I think you always need to hold a bit of your emotions back when you perform, which is not always easy to do. Take Maria Callas for example, she never held back, and so the vocal quality was not always wonderful. I try not to sacrifice the voice for dramatic intent, but in the heat of the moment, you sometimes just let it take you where it wants to go. I had an experience once while singing the fourth song from Requiem for the Beloved by Kurtág -it is such a sad but beautiful piece- and as I sang the last note, tears began to role down my face. I guess to be so “in the moment” that you may not remember what has happened on stage, or to have an emotional experience overcome you, is a wonderful surprise when it happens. It is also rare and I wish that it could happen more often. It is a wonderful feeling to be completely immersed in the music making experience.

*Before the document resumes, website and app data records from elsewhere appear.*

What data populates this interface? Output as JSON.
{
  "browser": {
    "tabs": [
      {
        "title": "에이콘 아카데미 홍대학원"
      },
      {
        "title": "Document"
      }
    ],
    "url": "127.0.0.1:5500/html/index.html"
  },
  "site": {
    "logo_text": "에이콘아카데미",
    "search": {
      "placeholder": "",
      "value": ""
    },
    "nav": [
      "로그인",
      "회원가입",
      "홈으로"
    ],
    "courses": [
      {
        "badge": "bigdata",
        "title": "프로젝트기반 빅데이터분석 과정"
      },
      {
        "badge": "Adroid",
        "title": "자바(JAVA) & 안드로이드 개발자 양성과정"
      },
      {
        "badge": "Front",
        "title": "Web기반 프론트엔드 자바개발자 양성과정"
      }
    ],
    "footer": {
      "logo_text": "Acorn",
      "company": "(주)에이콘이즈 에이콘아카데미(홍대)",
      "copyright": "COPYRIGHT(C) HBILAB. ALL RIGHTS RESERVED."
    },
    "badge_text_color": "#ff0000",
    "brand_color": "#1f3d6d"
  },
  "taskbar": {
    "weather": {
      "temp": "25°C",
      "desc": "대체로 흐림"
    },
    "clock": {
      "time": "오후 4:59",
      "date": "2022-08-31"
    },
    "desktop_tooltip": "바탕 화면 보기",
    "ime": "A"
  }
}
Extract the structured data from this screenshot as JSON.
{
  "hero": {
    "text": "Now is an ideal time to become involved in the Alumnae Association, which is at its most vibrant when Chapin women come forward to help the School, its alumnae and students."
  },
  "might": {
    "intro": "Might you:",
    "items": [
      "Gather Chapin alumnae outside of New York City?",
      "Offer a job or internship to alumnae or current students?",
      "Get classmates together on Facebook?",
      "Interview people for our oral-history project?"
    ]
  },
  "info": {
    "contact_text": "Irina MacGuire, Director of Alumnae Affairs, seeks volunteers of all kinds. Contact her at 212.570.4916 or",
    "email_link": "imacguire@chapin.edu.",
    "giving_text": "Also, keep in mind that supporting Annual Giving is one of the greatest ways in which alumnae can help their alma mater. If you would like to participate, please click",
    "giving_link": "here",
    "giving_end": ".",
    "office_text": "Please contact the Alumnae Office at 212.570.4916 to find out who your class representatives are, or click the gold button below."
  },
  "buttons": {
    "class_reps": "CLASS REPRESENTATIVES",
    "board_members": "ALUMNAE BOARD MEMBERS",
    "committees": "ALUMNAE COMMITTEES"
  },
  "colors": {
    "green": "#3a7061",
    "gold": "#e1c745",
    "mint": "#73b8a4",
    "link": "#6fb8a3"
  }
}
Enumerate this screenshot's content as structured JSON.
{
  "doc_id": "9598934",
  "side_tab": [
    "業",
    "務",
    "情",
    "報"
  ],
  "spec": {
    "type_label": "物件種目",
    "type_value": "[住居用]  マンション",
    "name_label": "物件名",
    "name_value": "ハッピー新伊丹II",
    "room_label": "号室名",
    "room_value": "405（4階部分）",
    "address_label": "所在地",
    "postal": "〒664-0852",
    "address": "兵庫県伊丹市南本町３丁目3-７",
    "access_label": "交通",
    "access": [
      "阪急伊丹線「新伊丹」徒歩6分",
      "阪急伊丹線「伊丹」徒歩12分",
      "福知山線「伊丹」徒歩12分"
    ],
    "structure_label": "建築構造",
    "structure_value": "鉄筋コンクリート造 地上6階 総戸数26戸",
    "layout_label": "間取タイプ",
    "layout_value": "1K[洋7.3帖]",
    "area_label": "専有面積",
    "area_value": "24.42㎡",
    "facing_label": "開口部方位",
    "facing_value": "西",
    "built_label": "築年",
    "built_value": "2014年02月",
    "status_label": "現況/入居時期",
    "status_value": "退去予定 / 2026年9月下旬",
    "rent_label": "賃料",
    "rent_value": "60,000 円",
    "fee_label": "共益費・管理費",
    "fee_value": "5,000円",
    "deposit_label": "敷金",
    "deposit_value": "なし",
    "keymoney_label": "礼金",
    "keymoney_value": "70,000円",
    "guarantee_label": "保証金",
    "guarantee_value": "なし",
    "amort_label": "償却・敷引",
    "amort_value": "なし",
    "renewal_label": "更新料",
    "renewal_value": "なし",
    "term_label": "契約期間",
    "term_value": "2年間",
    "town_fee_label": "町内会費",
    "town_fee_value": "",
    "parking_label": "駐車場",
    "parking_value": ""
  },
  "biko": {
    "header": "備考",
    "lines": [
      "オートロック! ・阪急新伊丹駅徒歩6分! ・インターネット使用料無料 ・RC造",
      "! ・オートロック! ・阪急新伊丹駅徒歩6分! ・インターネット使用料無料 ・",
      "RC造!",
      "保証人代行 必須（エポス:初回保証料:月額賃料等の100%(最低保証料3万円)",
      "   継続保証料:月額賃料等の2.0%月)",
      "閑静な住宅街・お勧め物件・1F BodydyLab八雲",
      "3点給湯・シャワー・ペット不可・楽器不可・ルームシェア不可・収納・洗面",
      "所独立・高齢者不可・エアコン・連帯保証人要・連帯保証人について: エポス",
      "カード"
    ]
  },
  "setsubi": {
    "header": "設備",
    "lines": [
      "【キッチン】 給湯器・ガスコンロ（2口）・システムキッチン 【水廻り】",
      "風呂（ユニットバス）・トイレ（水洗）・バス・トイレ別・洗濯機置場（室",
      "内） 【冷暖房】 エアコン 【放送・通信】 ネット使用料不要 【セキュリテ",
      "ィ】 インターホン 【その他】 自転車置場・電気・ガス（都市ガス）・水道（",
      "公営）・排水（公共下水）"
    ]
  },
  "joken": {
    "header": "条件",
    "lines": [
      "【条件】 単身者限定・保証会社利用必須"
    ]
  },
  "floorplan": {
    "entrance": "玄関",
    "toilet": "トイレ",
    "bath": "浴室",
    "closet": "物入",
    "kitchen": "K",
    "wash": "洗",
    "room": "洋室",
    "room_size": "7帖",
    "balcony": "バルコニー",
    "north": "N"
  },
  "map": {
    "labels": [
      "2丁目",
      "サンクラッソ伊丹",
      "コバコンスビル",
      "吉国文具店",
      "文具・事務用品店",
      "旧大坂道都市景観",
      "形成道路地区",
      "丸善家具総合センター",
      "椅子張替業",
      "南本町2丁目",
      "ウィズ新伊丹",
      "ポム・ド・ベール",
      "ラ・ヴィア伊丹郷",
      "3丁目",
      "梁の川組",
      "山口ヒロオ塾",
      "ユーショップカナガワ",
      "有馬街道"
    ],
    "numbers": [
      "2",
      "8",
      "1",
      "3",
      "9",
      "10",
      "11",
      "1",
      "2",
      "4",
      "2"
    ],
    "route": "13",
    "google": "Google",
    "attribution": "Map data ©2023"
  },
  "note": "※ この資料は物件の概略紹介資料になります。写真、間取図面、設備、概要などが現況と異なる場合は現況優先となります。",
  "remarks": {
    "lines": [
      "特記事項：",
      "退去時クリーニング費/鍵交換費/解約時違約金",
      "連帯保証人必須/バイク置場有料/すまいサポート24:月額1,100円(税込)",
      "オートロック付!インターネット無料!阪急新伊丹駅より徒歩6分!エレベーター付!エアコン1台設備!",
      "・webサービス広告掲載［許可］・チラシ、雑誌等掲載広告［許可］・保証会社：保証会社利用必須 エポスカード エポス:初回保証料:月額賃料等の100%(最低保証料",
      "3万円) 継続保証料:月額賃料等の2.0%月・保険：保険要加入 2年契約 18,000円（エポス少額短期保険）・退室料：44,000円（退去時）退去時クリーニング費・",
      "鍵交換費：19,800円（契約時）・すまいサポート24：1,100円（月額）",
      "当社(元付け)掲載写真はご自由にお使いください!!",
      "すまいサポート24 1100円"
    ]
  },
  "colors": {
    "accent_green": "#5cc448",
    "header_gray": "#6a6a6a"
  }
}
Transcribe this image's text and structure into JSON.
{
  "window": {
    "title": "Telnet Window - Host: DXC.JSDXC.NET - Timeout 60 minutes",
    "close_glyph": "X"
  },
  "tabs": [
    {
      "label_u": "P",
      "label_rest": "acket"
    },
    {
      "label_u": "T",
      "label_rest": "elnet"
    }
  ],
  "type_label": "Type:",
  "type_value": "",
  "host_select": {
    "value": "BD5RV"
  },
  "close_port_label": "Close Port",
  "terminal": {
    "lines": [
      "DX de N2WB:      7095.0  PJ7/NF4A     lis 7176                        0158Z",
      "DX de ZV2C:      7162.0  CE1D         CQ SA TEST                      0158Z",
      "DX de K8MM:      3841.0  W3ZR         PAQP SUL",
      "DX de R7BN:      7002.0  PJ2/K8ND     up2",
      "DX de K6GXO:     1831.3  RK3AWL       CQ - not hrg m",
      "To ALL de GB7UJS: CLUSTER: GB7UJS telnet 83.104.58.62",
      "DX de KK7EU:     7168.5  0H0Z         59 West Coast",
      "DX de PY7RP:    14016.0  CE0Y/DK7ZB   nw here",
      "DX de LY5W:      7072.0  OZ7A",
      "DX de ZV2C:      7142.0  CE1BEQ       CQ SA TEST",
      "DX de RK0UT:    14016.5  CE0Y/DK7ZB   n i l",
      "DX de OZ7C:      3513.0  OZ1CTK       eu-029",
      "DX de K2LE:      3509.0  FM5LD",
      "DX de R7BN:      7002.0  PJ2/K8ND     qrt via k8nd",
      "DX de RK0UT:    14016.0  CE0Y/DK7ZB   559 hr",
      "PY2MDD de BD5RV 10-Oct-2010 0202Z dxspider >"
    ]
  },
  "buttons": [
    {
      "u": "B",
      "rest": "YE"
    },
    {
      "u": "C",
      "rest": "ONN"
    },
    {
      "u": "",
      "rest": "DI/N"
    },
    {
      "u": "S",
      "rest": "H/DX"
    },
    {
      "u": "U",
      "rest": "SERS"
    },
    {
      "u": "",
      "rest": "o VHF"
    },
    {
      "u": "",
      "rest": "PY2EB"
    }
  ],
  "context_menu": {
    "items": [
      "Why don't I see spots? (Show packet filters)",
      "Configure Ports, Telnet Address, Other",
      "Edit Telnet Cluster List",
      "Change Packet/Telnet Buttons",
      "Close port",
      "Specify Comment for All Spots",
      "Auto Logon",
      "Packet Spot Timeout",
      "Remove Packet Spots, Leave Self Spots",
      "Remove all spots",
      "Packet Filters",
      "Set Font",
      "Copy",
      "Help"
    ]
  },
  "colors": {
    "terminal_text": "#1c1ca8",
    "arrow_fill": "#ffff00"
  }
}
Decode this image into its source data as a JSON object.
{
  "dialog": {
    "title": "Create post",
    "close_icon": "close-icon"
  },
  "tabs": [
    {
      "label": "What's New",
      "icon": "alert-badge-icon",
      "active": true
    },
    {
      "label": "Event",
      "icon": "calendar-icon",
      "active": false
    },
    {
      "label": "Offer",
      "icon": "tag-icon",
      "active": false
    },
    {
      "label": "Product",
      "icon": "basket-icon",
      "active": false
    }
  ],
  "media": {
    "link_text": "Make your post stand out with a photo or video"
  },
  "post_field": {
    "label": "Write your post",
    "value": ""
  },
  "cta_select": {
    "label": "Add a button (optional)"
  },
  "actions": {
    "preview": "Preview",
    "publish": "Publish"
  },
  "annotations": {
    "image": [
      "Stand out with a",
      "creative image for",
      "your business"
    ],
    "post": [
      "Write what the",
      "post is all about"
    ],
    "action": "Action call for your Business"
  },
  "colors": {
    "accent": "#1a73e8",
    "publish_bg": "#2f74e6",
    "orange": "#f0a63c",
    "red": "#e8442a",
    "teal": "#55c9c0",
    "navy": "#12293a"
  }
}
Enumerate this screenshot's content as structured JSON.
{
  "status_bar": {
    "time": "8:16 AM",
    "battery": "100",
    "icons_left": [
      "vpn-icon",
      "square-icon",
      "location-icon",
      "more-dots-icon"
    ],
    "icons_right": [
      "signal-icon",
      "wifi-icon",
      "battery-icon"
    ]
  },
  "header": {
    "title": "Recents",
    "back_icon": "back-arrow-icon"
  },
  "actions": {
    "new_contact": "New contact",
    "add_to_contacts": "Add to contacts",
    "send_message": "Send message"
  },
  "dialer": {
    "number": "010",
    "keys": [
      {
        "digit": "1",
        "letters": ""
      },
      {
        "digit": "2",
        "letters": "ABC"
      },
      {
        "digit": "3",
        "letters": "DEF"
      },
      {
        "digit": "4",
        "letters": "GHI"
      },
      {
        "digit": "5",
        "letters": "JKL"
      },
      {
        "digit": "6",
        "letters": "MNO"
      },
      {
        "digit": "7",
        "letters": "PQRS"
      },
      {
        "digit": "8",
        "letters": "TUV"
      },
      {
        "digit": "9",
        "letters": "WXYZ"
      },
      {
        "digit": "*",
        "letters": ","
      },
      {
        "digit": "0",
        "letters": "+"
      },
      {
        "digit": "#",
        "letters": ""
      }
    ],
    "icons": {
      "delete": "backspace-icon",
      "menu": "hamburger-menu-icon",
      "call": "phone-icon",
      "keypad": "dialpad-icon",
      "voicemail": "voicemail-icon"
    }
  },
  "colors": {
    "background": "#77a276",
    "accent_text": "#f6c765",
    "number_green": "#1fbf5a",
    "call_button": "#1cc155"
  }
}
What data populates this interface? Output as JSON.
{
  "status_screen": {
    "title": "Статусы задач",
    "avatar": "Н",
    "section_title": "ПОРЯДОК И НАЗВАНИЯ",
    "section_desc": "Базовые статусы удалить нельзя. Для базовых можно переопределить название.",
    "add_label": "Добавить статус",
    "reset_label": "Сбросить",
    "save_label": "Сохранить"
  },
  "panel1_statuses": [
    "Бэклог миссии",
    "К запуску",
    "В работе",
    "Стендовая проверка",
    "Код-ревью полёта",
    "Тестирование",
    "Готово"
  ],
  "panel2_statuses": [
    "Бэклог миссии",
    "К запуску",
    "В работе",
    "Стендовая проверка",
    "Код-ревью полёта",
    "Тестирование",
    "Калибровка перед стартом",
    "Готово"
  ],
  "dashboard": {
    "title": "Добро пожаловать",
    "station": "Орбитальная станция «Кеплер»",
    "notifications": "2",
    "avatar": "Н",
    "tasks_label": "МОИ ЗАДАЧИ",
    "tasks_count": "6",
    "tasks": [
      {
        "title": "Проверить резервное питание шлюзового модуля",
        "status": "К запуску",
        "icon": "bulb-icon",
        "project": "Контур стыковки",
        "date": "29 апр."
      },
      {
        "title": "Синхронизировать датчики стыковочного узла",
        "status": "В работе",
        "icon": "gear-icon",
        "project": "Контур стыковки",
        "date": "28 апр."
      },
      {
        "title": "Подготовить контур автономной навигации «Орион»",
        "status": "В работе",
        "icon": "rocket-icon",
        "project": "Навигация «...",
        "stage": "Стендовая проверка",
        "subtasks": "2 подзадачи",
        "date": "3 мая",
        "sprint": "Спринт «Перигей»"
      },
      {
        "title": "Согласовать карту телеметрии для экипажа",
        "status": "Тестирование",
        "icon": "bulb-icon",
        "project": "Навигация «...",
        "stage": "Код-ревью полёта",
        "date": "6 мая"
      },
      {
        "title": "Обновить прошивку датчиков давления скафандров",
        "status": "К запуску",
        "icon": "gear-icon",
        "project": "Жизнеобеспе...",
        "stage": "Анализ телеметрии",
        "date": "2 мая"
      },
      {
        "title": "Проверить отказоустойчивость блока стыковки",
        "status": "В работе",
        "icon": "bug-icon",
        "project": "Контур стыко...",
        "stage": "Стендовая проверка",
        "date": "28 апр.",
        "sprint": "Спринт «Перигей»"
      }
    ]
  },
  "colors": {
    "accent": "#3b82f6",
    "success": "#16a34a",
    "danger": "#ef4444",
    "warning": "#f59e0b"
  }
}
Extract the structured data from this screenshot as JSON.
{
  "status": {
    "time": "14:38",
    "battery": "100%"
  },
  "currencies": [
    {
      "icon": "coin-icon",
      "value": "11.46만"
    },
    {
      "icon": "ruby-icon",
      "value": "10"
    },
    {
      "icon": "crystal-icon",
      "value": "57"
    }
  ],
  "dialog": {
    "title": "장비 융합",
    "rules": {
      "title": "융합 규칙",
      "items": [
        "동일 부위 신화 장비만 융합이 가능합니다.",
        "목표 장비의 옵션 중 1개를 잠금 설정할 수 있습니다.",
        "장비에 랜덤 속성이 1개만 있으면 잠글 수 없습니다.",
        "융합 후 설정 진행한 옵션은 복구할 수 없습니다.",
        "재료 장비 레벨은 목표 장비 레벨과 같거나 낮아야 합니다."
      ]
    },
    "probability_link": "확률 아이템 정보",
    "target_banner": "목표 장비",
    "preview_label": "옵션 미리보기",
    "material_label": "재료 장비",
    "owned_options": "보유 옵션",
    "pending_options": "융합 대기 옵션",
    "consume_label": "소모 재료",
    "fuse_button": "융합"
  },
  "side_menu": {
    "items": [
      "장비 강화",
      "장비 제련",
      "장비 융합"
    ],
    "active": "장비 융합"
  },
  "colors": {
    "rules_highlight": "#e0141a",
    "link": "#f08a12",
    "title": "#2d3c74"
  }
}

11.What’s the cultural value of this Baudelaire production and why should one come to it?
Let’s see. You get great music, combined with art, new creations combined with old, music and theatre, poetry and drama. What more could you ask for? It is a great show and I hope that people will come and check it out and experience it for themselves and draw their own conclusions as to why this might be of cultural value.
12.What other works will you be doing over the next year and where?
I sing the role of Tamara in a concert version of Rubinstein’s The Demon with opera Nova Scotia in March. In April I have a CD release concert with Land’s End Chamber Ensemble from Calgary, in which our all-Schafer CD “My life in Widening Circles” is being released on the Centrediscs label and includes the self-commissioned work Six Songs from Rilke’s “Book of Hours”. In the fall I will be premiering a new work by Peter Togni with Blue Engine String Quartet in Halifax, and after that I hope to head back to the Banff Centre for a residency that will include Pierrot Lunaire, Kurtág’s Kafka Fragments and further exploration of Schoenberg’s Erwartung, and I also hope to have a performance of Pierrot Lunaire on the 2012/13 concert season at Memorial University’s School of Music.
13. So, as a last word or two, why have you gone this interesting route?
I was sick and tired of the same old boring “recital” format. I wanted to do more and to give the audience more, to tell a story. To weave all the poetry together and live a life, show a life lived, lovers loved, to revisit the memories of a life and re-explore childhood, adolescence, adulthood and death. It’s life lived and experiences experienced through the words of Charles Baudelaire, a poet whose words are as relevant today as they were the day he wrote them. His sensuality is still as fresh and passionate as ever.
Art, music, theatre and poetry are complimentary to each, so why not use them all at once to enhance the experience? Why not weave a story together by following a life through poems written over time, add colour through art and expression to the music through theatre. And by projecting the translations, we also get a bilingual experience (and save a few trees by not having to print up the translations in a program!).
I guess that I want to add that I feel lucky every time I get up on the stage to bring music to life. I love being able to have the opportunity to perform and to share some of my soul and passion with the rest of the world. That’s it. I am a very fortunate person that I have a musically passionate life and that I am lucky enough to be involved in the creation of some pretty amazing works.
Rêve doux-amer/Bittersweet Dream at Toronto’s Gallery 345 on February 2nd